[Work order] Print the data once more, exactly as given. Drop the pictures.

··········

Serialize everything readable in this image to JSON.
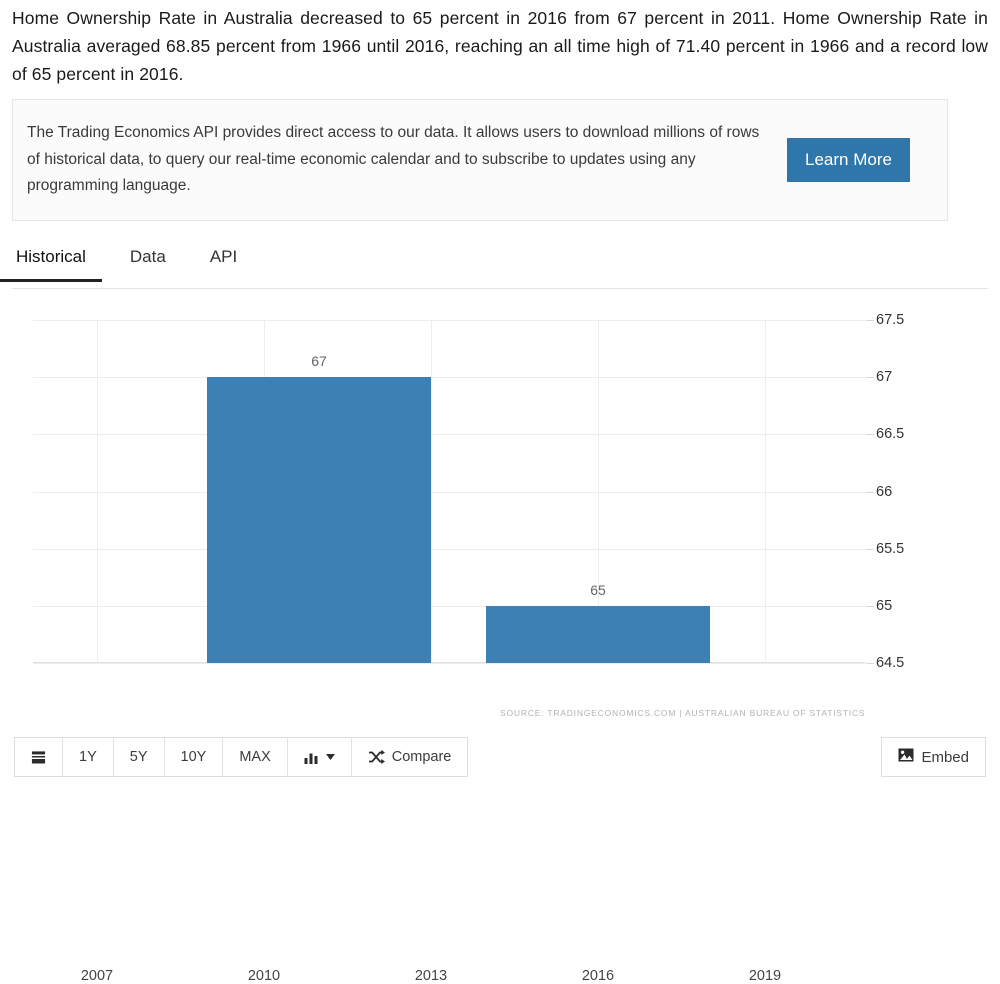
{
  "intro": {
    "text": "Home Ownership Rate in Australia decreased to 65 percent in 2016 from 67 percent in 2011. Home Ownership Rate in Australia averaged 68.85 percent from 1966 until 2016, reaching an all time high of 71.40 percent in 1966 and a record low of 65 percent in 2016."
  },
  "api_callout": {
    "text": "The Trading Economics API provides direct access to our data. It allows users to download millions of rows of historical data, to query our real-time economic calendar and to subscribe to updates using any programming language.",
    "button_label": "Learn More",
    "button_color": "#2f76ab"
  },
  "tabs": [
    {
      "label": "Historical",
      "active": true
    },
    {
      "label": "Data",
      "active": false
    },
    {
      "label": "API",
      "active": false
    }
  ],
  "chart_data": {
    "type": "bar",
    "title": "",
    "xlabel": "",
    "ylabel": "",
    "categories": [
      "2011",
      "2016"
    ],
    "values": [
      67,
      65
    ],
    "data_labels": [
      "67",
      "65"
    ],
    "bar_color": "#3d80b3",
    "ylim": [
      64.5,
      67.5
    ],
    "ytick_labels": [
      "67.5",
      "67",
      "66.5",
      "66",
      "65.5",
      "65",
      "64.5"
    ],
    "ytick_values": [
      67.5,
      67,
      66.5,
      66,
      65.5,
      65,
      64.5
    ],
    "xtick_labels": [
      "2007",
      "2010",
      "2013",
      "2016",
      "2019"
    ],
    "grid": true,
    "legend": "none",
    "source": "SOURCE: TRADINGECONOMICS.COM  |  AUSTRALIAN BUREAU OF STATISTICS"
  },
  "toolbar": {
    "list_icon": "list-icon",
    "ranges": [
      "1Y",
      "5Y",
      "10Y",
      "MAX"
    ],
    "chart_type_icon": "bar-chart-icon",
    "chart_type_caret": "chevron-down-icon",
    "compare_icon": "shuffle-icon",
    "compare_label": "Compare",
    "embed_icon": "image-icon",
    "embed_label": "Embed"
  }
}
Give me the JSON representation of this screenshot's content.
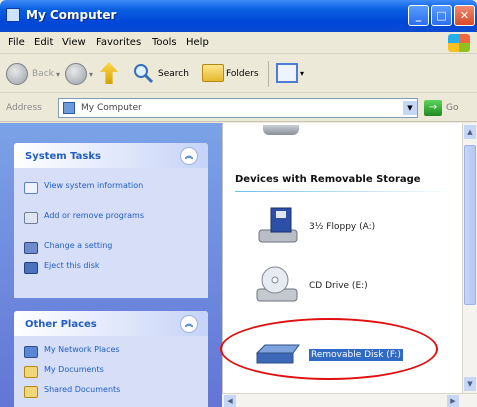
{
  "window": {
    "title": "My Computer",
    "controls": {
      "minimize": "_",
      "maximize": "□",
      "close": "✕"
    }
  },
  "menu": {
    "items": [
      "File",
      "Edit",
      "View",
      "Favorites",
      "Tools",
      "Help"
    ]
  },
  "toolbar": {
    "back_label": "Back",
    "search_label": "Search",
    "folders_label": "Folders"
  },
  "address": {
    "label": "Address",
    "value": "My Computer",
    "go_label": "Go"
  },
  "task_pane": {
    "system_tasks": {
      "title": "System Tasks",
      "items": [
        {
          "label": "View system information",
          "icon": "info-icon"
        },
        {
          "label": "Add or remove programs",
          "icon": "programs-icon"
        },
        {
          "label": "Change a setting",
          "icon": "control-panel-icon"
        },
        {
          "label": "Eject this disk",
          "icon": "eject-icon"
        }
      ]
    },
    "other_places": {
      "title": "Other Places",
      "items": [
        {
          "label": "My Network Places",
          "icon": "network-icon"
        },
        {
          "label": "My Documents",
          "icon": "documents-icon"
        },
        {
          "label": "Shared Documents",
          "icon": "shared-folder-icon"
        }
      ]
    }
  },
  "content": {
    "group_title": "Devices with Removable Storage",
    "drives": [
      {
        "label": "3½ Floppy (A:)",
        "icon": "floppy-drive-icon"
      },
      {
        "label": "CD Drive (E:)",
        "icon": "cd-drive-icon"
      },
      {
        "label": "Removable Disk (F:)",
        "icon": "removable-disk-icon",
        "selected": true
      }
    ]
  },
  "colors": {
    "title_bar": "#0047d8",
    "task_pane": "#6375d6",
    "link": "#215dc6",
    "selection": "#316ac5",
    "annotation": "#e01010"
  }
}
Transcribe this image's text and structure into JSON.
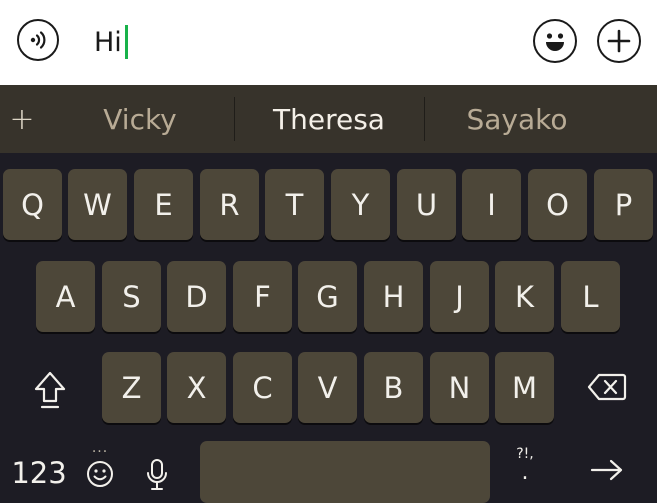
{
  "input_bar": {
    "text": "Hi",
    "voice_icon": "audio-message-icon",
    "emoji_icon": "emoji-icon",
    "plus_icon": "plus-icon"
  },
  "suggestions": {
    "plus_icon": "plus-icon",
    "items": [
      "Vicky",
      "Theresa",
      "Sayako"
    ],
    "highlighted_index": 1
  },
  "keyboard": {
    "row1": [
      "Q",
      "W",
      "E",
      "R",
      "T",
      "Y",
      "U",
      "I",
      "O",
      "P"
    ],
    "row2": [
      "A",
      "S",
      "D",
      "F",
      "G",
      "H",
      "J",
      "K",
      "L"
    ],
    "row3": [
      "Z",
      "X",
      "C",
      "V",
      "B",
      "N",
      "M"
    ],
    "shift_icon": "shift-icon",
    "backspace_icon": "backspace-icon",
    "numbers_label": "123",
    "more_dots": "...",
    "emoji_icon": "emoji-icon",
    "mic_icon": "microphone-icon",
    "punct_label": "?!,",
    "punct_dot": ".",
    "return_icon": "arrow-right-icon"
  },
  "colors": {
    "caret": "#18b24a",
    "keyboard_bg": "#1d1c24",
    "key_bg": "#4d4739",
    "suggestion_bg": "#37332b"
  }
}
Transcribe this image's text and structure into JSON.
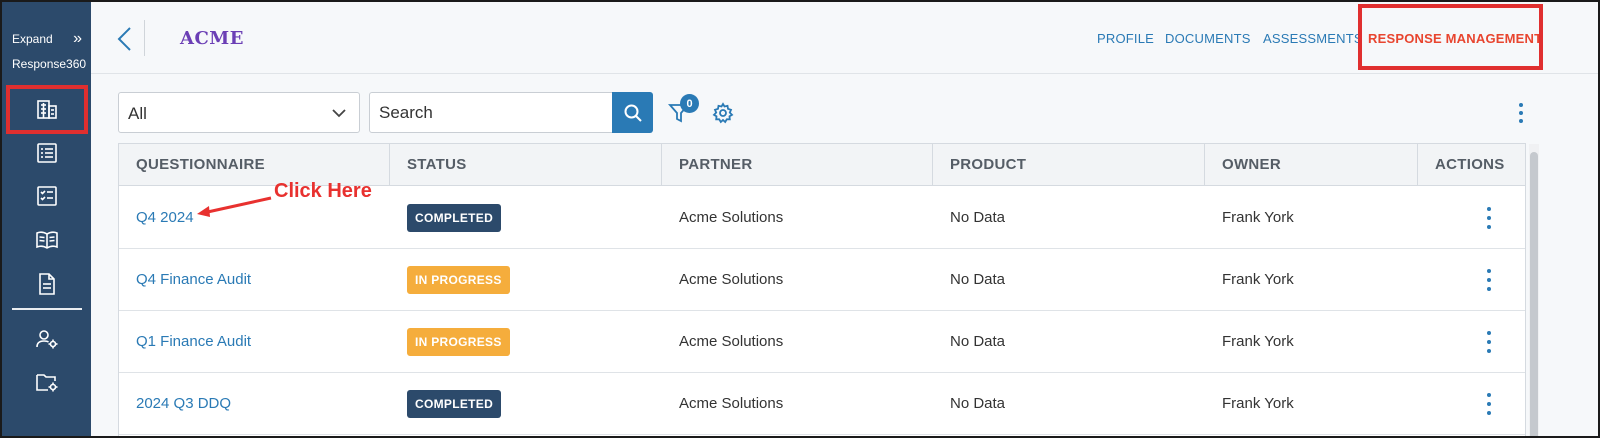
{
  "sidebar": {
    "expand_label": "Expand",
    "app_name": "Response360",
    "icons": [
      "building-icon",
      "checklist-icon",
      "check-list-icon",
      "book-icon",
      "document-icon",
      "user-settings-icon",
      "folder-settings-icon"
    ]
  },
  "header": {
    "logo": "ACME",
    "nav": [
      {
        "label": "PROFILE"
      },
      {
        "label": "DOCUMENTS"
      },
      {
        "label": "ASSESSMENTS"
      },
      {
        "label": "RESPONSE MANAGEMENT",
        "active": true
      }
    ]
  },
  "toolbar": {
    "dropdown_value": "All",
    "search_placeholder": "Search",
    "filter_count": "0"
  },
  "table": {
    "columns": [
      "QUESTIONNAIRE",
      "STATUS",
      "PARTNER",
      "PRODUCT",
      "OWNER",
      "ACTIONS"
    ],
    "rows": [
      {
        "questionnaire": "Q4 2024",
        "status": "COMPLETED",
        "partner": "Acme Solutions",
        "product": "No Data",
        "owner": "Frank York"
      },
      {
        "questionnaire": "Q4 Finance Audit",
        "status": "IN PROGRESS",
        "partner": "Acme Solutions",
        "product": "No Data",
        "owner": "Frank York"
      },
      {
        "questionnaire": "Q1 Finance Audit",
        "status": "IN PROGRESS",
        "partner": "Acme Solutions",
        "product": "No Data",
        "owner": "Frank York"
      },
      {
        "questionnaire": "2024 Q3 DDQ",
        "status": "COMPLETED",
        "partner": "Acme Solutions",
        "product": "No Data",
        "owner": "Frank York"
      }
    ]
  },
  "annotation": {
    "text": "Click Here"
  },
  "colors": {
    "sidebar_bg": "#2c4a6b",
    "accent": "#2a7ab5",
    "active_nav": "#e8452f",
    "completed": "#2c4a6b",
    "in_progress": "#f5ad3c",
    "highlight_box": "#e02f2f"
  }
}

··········

[Your solution]
Serialize everything readable in this image to JSON.
{
  "intro": {
    "text": "Home Ownership Rate in Australia decreased to 65 percent in 2016 from 67 percent in 2011. Home Ownership Rate in Australia averaged 68.85 percent from 1966 until 2016, reaching an all time high of 71.40 percent in 1966 and a record low of 65 percent in 2016."
  },
  "api_callout": {
    "text": "The Trading Economics API provides direct access to our data. It allows users to download millions of rows of historical data, to query our real-time economic calendar and to subscribe to updates using any programming language.",
    "button_label": "Learn More",
    "button_color": "#2f76ab"
  },
  "tabs": [
    {
      "label": "Historical",
      "active": true
    },
    {
      "label": "Data",
      "active": false
    },
    {
      "label": "API",
      "active": false
    }
  ],
  "chart_data": {
    "type": "bar",
    "title": "",
    "xlabel": "",
    "ylabel": "",
    "categories": [
      "2011",
      "2016"
    ],
    "values": [
      67,
      65
    ],
    "data_labels": [
      "67",
      "65"
    ],
    "bar_color": "#3d80b3",
    "ylim": [
      64.5,
      67.5
    ],
    "ytick_labels": [
      "67.5",
      "67",
      "66.5",
      "66",
      "65.5",
      "65",
      "64.5"
    ],
    "ytick_values": [
      67.5,
      67,
      66.5,
      66,
      65.5,
      65,
      64.5
    ],
    "xtick_labels": [
      "2007",
      "2010",
      "2013",
      "2016",
      "2019"
    ],
    "grid": true,
    "legend": "none",
    "source": "SOURCE: TRADINGECONOMICS.COM  |  AUSTRALIAN BUREAU OF STATISTICS"
  },
  "toolbar": {
    "list_icon": "list-icon",
    "ranges": [
      "1Y",
      "5Y",
      "10Y",
      "MAX"
    ],
    "chart_type_icon": "bar-chart-icon",
    "chart_type_caret": "chevron-down-icon",
    "compare_icon": "shuffle-icon",
    "compare_label": "Compare",
    "embed_icon": "image-icon",
    "embed_label": "Embed"
  }
}
Give me the JSON representation of this screenshot's content.
{
  "window": {
    "title": "My Computer",
    "controls": {
      "minimize": "_",
      "maximize": "□",
      "close": "✕"
    }
  },
  "menu": {
    "items": [
      "File",
      "Edit",
      "View",
      "Favorites",
      "Tools",
      "Help"
    ]
  },
  "toolbar": {
    "back_label": "Back",
    "search_label": "Search",
    "folders_label": "Folders"
  },
  "address": {
    "label": "Address",
    "value": "My Computer",
    "go_label": "Go"
  },
  "task_pane": {
    "system_tasks": {
      "title": "System Tasks",
      "items": [
        {
          "label": "View system information",
          "icon": "info-icon"
        },
        {
          "label": "Add or remove programs",
          "icon": "programs-icon"
        },
        {
          "label": "Change a setting",
          "icon": "control-panel-icon"
        },
        {
          "label": "Eject this disk",
          "icon": "eject-icon"
        }
      ]
    },
    "other_places": {
      "title": "Other Places",
      "items": [
        {
          "label": "My Network Places",
          "icon": "network-icon"
        },
        {
          "label": "My Documents",
          "icon": "documents-icon"
        },
        {
          "label": "Shared Documents",
          "icon": "shared-folder-icon"
        }
      ]
    }
  },
  "content": {
    "group_title": "Devices with Removable Storage",
    "drives": [
      {
        "label": "3½ Floppy (A:)",
        "icon": "floppy-drive-icon"
      },
      {
        "label": "CD Drive (E:)",
        "icon": "cd-drive-icon"
      },
      {
        "label": "Removable Disk (F:)",
        "icon": "removable-disk-icon",
        "selected": true
      }
    ]
  },
  "colors": {
    "title_bar": "#0047d8",
    "task_pane": "#6375d6",
    "link": "#215dc6",
    "selection": "#316ac5",
    "annotation": "#e01010"
  }
}
Transcribe this image's text and structure into JSON.
{
  "input_bar": {
    "text": "Hi",
    "voice_icon": "audio-message-icon",
    "emoji_icon": "emoji-icon",
    "plus_icon": "plus-icon"
  },
  "suggestions": {
    "plus_icon": "plus-icon",
    "items": [
      "Vicky",
      "Theresa",
      "Sayako"
    ],
    "highlighted_index": 1
  },
  "keyboard": {
    "row1": [
      "Q",
      "W",
      "E",
      "R",
      "T",
      "Y",
      "U",
      "I",
      "O",
      "P"
    ],
    "row2": [
      "A",
      "S",
      "D",
      "F",
      "G",
      "H",
      "J",
      "K",
      "L"
    ],
    "row3": [
      "Z",
      "X",
      "C",
      "V",
      "B",
      "N",
      "M"
    ],
    "shift_icon": "shift-icon",
    "backspace_icon": "backspace-icon",
    "numbers_label": "123",
    "more_dots": "...",
    "emoji_icon": "emoji-icon",
    "mic_icon": "microphone-icon",
    "punct_label": "?!,",
    "punct_dot": ".",
    "return_icon": "arrow-right-icon"
  },
  "colors": {
    "caret": "#18b24a",
    "keyboard_bg": "#1d1c24",
    "key_bg": "#4d4739",
    "suggestion_bg": "#37332b"
  }
}
Transcribe this image's text and structure into JSON.
{
  "sidebar": {
    "expand_label": "Expand",
    "app_name": "Response360",
    "icons": [
      "building-icon",
      "checklist-icon",
      "check-list-icon",
      "book-icon",
      "document-icon",
      "user-settings-icon",
      "folder-settings-icon"
    ]
  },
  "header": {
    "logo": "ACME",
    "nav": [
      {
        "label": "PROFILE"
      },
      {
        "label": "DOCUMENTS"
      },
      {
        "label": "ASSESSMENTS"
      },
      {
        "label": "RESPONSE MANAGEMENT",
        "active": true
      }
    ]
  },
  "toolbar": {
    "dropdown_value": "All",
    "search_placeholder": "Search",
    "filter_count": "0"
  },
  "table": {
    "columns": [
      "QUESTIONNAIRE",
      "STATUS",
      "PARTNER",
      "PRODUCT",
      "OWNER",
      "ACTIONS"
    ],
    "rows": [
      {
        "questionnaire": "Q4 2024",
        "status": "COMPLETED",
        "partner": "Acme Solutions",
        "product": "No Data",
        "owner": "Frank York"
      },
      {
        "questionnaire": "Q4 Finance Audit",
        "status": "IN PROGRESS",
        "partner": "Acme Solutions",
        "product": "No Data",
        "owner": "Frank York"
      },
      {
        "questionnaire": "Q1 Finance Audit",
        "status": "IN PROGRESS",
        "partner": "Acme Solutions",
        "product": "No Data",
        "owner": "Frank York"
      },
      {
        "questionnaire": "2024 Q3 DDQ",
        "status": "COMPLETED",
        "partner": "Acme Solutions",
        "product": "No Data",
        "owner": "Frank York"
      }
    ]
  },
  "annotation": {
    "text": "Click Here"
  },
  "colors": {
    "sidebar_bg": "#2c4a6b",
    "accent": "#2a7ab5",
    "active_nav": "#e8452f",
    "completed": "#2c4a6b",
    "in_progress": "#f5ad3c",
    "highlight_box": "#e02f2f"
  }
}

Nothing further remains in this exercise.